You also shouldn’t be on the diet if you’re pregnant: Fetal growth depends heavily on glucose from carbohydrates, So, a diet low in carbs will impact the growth of the baby.
“It’s also not advised that people with digestive disorders follow a ketogenic diet, Fiber is an extremely important nutrient for digestive health, and it is common for keto dieters to under-consume this nutrient. Since whole grains and fibrous carb sources are omitted, it’s difficult to get the daily recommended amount—25 to 35 grams—of fiber from non-starchy vegetables alone, as you’d have to consume a very large amount of them.”
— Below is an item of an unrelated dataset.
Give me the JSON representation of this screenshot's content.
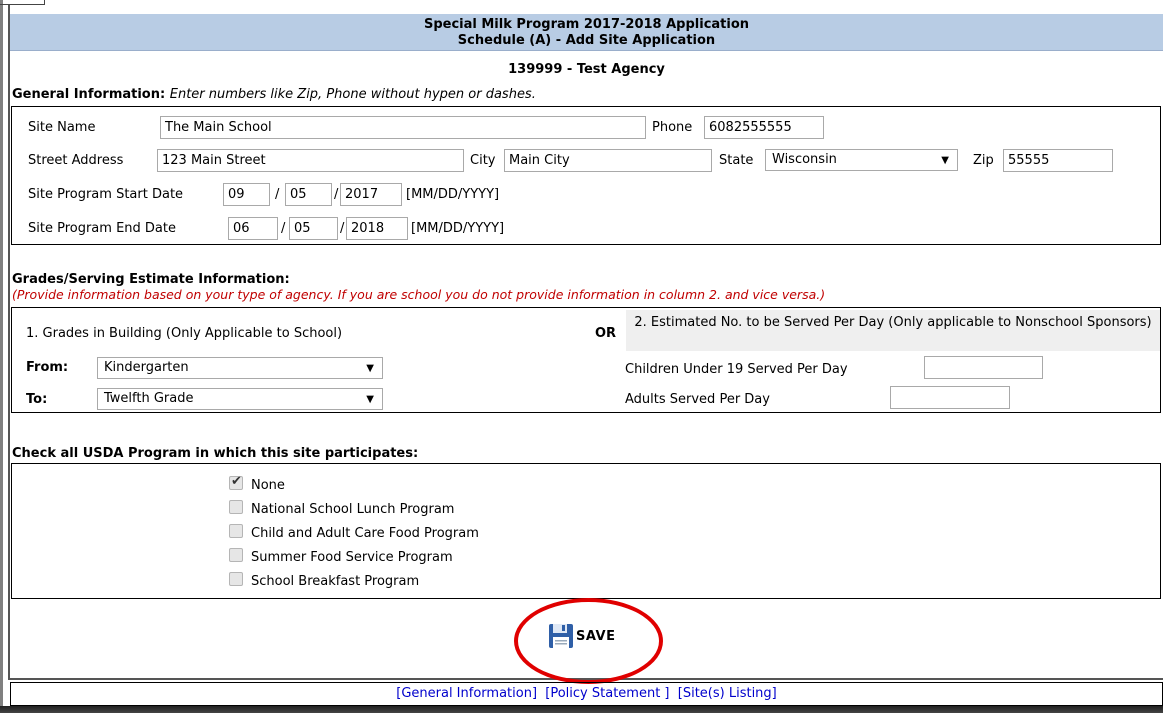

If you don’t fall into any of those groups and you’re interested in following keto for a short period of time, it’s important to set yourself up for success by making sure you have the right ingredients and tools to make it happen. The bottom line is overall if you want to try the keto diet, just remember that its not necessarily a diet which you can or should stay on forever.
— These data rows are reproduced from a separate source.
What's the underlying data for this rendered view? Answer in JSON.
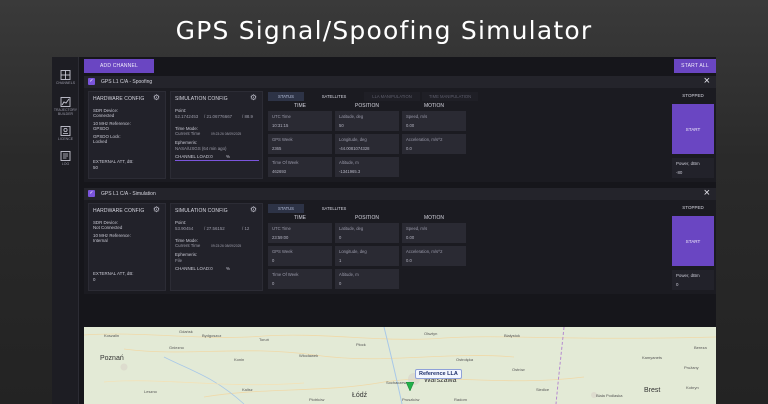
{
  "page": {
    "title": "GPS Signal/Spoofing Simulator"
  },
  "colors": {
    "accent": "#6a46c2",
    "panel": "#22222a",
    "background": "#16161b"
  },
  "sidebar": {
    "items": [
      {
        "label": "CHANNELS",
        "icon": "channels-grid-icon"
      },
      {
        "label": "TRAJECTORY BUILDER",
        "icon": "trajectory-icon"
      },
      {
        "label": "LICENCE",
        "icon": "licence-icon"
      },
      {
        "label": "LOG",
        "icon": "log-icon"
      }
    ]
  },
  "toolbar": {
    "add_channel": "ADD CHANNEL",
    "start_all": "START ALL"
  },
  "channels": [
    {
      "title": "GPS L1 C/A - Spoofing",
      "hardware": {
        "title": "HARDWARE CONFIG",
        "sdr_label": "SDR Device:",
        "sdr_value": "Connected",
        "ref_label": "10 MHz Reference:",
        "ref_value": "GPSDO",
        "lock_label": "GPSDO Lock:",
        "lock_value": "Locked",
        "att_label": "EXTERNAL ATT, dB:",
        "att_value": "50"
      },
      "simulation": {
        "title": "SIMULATION CONFIG",
        "point_label": "Point:",
        "point_lat": "52.1742453",
        "point_lon": "/ 21.06776667",
        "point_alt": "/ 88.9",
        "time_mode_label": "Time Mode:",
        "time_mode_value": "Current Time",
        "time_mode_stamp": "09:23:26 08/09/2025",
        "ephemeris_label": "Ephemeris:",
        "ephemeris_value": "NASA/USGS (64 min ago)",
        "channel_load_label": "CHANNEL LOAD:0",
        "channel_load_unit": "%"
      },
      "tabs": [
        "STATUS",
        "SATELLITES",
        "LLA MANIPULATION",
        "TIME MANIPULATION"
      ],
      "columns": [
        "TIME",
        "POSITION",
        "MOTION"
      ],
      "cells": [
        {
          "label": "UTC Time",
          "value": "10:31:15"
        },
        {
          "label": "Latitude, deg",
          "value": "50"
        },
        {
          "label": "Speed, m/s",
          "value": "0.00"
        },
        {
          "label": "GPS Week",
          "value": "2365"
        },
        {
          "label": "Longitude, deg",
          "value": "-44.0081074328"
        },
        {
          "label": "Acceleration, m/s^2",
          "value": "0.0"
        },
        {
          "label": "Time Of Week",
          "value": "462693"
        },
        {
          "label": "Altitude, m",
          "value": "-1341965.3"
        }
      ],
      "status": {
        "label": "STOPPED",
        "start": "START",
        "power_label": "Power, dBm",
        "power_value": "-80"
      }
    },
    {
      "title": "GPS L1 C/A - Simulation",
      "hardware": {
        "title": "HARDWARE CONFIG",
        "sdr_label": "SDR Device:",
        "sdr_value": "Not Connected",
        "ref_label": "10 MHz Reference:",
        "ref_value": "Internal",
        "att_label": "EXTERNAL ATT, dB:",
        "att_value": "0"
      },
      "simulation": {
        "title": "SIMULATION CONFIG",
        "point_label": "Point:",
        "point_lat": "53.90454",
        "point_lon": "/ 27.56152",
        "point_alt": "/ 12",
        "time_mode_label": "Time Mode:",
        "time_mode_value": "Current Time",
        "time_mode_stamp": "09:23:26 08/09/2025",
        "ephemeris_label": "Ephemeris:",
        "ephemeris_value": "File",
        "channel_load_label": "CHANNEL LOAD:0",
        "channel_load_unit": "%"
      },
      "tabs": [
        "STATUS",
        "SATELLITES"
      ],
      "columns": [
        "TIME",
        "POSITION",
        "MOTION"
      ],
      "cells": [
        {
          "label": "UTC Time",
          "value": "23:59:00"
        },
        {
          "label": "Latitude, deg",
          "value": "0"
        },
        {
          "label": "Speed, m/s",
          "value": "0.00"
        },
        {
          "label": "GPS Week",
          "value": "0"
        },
        {
          "label": "Longitude, deg",
          "value": "1"
        },
        {
          "label": "Acceleration, m/s^2",
          "value": "0.0"
        },
        {
          "label": "Time Of Week",
          "value": "0"
        },
        {
          "label": "Altitude, m",
          "value": "0"
        }
      ],
      "status": {
        "label": "STOPPED",
        "start": "START",
        "power_label": "Power, dBm",
        "power_value": "0"
      }
    }
  ],
  "map": {
    "reference_label": "Reference LLA",
    "cities": [
      {
        "name": "Gdańsk"
      },
      {
        "name": "Koszalin"
      },
      {
        "name": "Toruń"
      },
      {
        "name": "Poznań"
      },
      {
        "name": "Bydgoszcz"
      },
      {
        "name": "Olsztyn"
      },
      {
        "name": "Białystok"
      },
      {
        "name": "Warszawa"
      },
      {
        "name": "Płock"
      },
      {
        "name": "Łódź"
      },
      {
        "name": "Radom"
      },
      {
        "name": "Siedlce"
      },
      {
        "name": "Ostrołęka"
      },
      {
        "name": "Brest"
      },
      {
        "name": "Kamyanets"
      },
      {
        "name": "Pružany"
      },
      {
        "name": "Bereza"
      },
      {
        "name": "Kobryn"
      },
      {
        "name": "Konin"
      },
      {
        "name": "Kalisz"
      },
      {
        "name": "Włocławek"
      },
      {
        "name": "Sochaczew"
      },
      {
        "name": "Piotrków"
      },
      {
        "name": "Pruszków"
      },
      {
        "name": "Biała Podlaska"
      },
      {
        "name": "Ostrów"
      },
      {
        "name": "Leszno"
      },
      {
        "name": "Gniezno"
      }
    ]
  }
}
If you are ready to take the next step and try out a custom keto diet based on your food preferences, activity levels, height, weight and target weight goals, then why don’t you click on the link below.
Here’s what you will get:
- An eight-week meal plan created based on the expertise of certified nutritionists, personal trainers, and chefs.
- Meals that have calorie and macronutrient content tailored to your specific situation and goals.
- A nutrition plan with food variety to ensure you get a wide range of nutrients and boost the likelihood of sticking to your diet.
- Meals that are based on personal food preferences to make your diet enjoyable and help you stay on track with your plan.
- Detailed recipes with step-by-step instructions to make meal preparation super simple (no prior cooking experience needed).
- A downloadable shopping list each week that details every needed ingredient you will need in the upcoming seven days.
- Options on how you can customize every meal even more to suit your taste buds.
- We’ll show you what to eat every day to reach your goals in the fastest and most enjoyable way.
If you want to try out your very own customised keto diet plan, click on the button below to learn more.
You may also want to read my blog on how to track your macro’s whilst doing the Keto diet.
Hope this is useful, and if you have any further ideas and suggestions on the Keto diet, or how well its worked for you, I’d love to hear about it in the comments below …